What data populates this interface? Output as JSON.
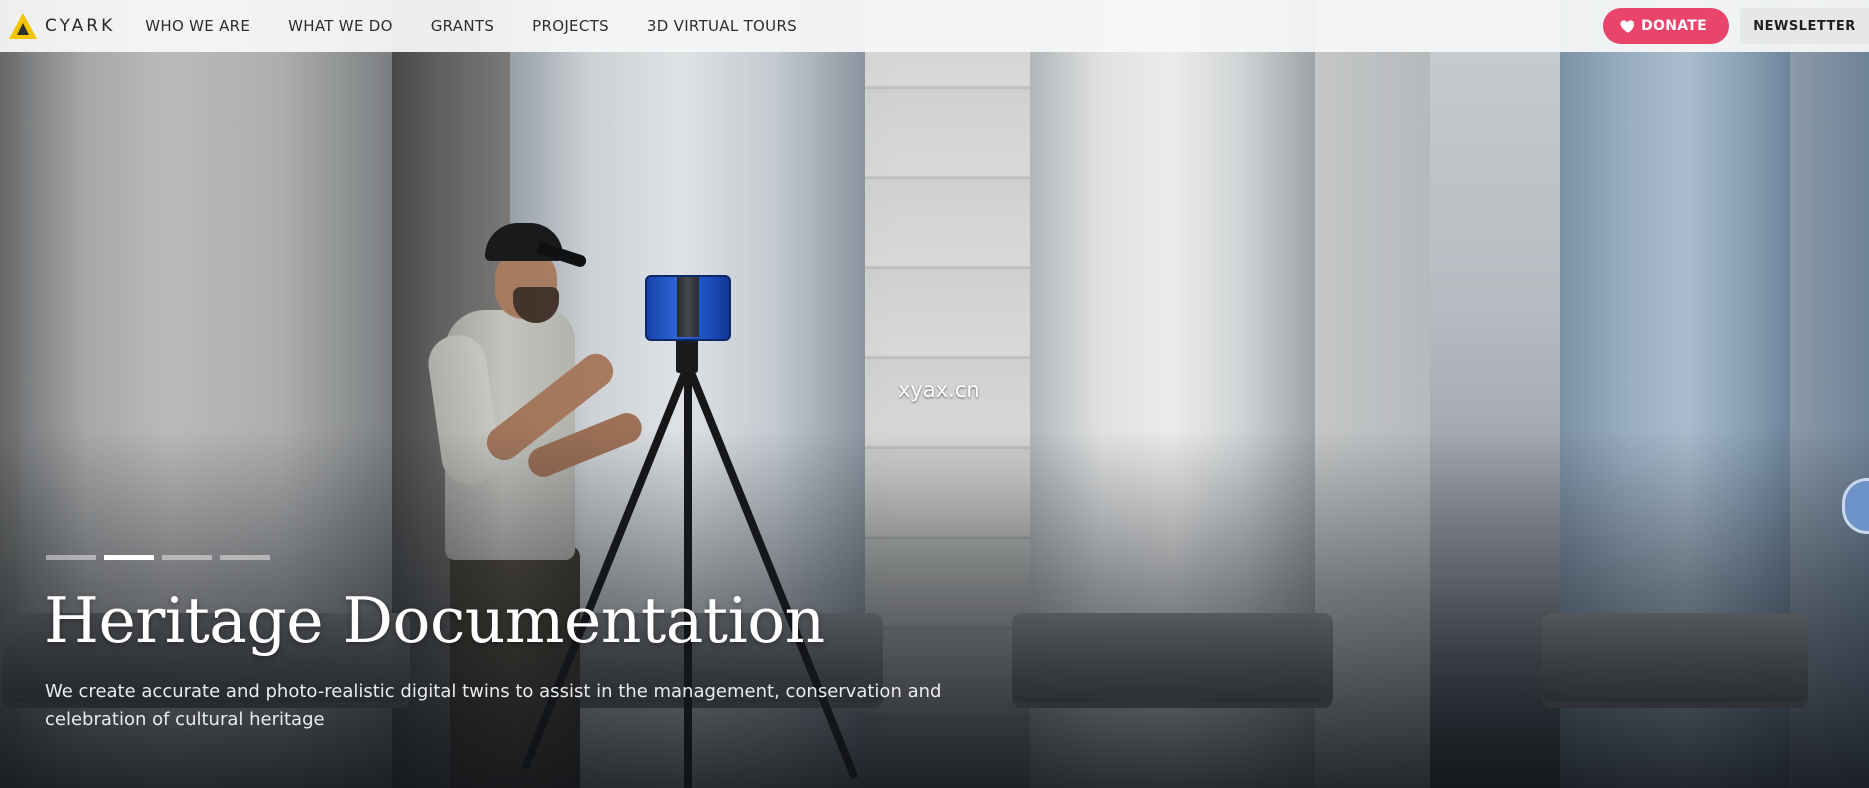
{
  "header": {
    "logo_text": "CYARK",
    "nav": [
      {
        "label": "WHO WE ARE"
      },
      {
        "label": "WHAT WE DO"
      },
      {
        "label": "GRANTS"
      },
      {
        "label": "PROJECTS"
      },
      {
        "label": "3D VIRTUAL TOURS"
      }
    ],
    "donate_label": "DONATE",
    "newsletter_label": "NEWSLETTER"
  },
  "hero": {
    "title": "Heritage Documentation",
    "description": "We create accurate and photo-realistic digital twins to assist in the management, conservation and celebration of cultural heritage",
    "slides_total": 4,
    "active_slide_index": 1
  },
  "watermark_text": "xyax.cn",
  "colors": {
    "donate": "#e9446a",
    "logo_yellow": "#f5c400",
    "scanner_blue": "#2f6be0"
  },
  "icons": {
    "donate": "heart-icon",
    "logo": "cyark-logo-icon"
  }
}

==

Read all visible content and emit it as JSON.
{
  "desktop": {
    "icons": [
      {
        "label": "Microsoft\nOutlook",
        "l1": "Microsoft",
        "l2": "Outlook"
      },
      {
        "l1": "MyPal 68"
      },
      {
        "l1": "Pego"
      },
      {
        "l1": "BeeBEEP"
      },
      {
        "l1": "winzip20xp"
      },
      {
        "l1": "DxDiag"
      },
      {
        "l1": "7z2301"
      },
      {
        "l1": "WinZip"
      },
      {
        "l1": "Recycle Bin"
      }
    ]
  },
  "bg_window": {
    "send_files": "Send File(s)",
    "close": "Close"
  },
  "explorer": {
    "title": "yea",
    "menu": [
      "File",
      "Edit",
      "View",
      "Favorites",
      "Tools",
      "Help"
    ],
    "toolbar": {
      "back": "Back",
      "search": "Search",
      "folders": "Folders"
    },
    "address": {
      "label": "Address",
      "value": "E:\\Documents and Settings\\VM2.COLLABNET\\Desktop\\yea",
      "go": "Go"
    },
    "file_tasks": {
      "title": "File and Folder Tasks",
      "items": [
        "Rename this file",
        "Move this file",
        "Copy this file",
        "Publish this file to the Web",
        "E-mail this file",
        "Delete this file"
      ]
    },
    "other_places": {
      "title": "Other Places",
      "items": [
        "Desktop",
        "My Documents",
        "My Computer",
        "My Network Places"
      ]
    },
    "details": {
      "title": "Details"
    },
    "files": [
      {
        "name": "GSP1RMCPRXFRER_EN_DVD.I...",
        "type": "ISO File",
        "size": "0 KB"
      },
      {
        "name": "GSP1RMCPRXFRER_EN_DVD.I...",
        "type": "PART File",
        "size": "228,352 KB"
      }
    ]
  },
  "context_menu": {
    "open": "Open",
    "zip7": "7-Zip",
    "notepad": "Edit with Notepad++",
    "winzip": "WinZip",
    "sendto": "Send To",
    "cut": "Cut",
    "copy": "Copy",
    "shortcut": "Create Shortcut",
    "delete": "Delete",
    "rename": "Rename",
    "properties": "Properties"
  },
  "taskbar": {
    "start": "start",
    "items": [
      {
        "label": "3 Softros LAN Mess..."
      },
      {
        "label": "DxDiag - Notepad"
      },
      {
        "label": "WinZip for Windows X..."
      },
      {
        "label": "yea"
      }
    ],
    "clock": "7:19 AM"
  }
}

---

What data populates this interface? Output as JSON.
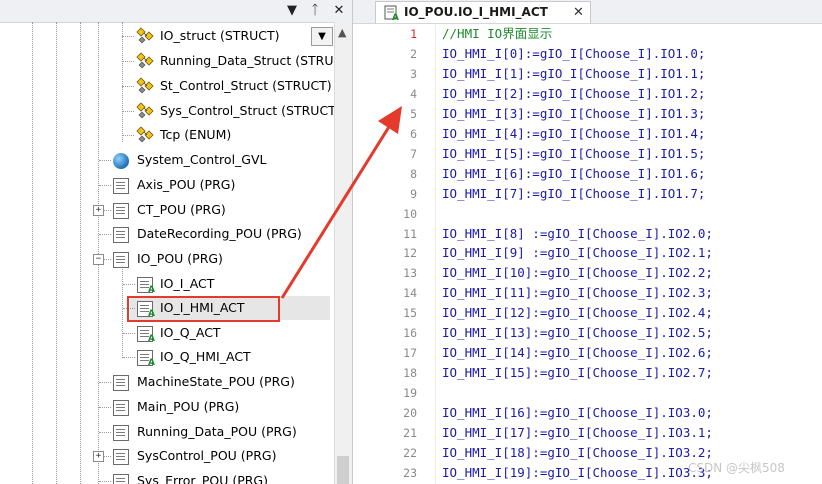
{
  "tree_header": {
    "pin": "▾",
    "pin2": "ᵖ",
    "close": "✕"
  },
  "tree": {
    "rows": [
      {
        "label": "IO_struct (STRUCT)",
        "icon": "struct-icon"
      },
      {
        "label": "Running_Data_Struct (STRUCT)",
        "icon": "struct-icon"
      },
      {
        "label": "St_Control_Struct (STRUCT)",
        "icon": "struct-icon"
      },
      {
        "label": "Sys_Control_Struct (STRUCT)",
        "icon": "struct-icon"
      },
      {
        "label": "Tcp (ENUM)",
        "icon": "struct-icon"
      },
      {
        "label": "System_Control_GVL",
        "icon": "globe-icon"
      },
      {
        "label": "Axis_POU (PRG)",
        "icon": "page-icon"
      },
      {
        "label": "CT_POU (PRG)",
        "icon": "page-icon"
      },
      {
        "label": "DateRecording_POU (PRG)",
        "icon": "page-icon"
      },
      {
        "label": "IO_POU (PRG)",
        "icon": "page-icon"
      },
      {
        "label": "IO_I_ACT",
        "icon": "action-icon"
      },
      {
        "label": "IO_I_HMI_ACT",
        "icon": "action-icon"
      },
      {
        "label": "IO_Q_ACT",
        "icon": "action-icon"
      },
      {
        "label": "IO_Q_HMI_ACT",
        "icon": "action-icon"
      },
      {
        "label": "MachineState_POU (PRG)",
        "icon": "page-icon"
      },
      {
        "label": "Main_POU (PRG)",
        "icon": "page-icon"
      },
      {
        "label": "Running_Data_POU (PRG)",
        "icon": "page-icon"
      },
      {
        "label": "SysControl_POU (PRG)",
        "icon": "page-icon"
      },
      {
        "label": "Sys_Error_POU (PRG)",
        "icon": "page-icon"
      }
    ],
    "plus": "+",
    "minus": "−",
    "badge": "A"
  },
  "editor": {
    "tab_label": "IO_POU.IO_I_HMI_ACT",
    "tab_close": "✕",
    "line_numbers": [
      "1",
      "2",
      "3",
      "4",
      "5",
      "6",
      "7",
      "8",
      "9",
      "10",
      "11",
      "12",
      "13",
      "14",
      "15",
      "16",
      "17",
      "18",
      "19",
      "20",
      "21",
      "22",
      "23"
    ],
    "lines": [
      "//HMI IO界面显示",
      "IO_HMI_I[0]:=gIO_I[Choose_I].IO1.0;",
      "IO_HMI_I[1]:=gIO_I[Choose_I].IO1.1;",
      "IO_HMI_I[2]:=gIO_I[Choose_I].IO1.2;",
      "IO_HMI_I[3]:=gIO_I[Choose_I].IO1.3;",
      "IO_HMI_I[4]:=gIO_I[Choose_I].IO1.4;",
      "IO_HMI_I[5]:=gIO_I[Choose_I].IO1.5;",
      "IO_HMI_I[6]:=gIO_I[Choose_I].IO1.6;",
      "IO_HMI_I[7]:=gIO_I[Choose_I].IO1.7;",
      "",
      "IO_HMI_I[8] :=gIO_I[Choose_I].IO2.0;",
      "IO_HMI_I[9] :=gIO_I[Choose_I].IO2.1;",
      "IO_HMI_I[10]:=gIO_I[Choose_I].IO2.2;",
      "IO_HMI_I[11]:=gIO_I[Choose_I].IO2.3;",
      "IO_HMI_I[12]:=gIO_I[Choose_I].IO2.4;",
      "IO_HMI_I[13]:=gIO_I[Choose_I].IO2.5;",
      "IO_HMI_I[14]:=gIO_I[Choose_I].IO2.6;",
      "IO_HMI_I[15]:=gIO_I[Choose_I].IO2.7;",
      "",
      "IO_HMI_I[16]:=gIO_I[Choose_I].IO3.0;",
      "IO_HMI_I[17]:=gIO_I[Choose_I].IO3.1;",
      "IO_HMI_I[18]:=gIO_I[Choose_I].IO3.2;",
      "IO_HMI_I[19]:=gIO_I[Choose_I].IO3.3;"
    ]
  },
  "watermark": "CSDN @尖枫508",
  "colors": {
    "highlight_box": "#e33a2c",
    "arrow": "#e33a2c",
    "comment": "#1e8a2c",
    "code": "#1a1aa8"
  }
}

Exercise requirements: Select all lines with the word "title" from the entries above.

Solution to this task:
    "title": "Heritage Documentation",
    "title": "yea",
      "title": "File and Folder Tasks",
      "title": "Other Places",
      "title": "Details"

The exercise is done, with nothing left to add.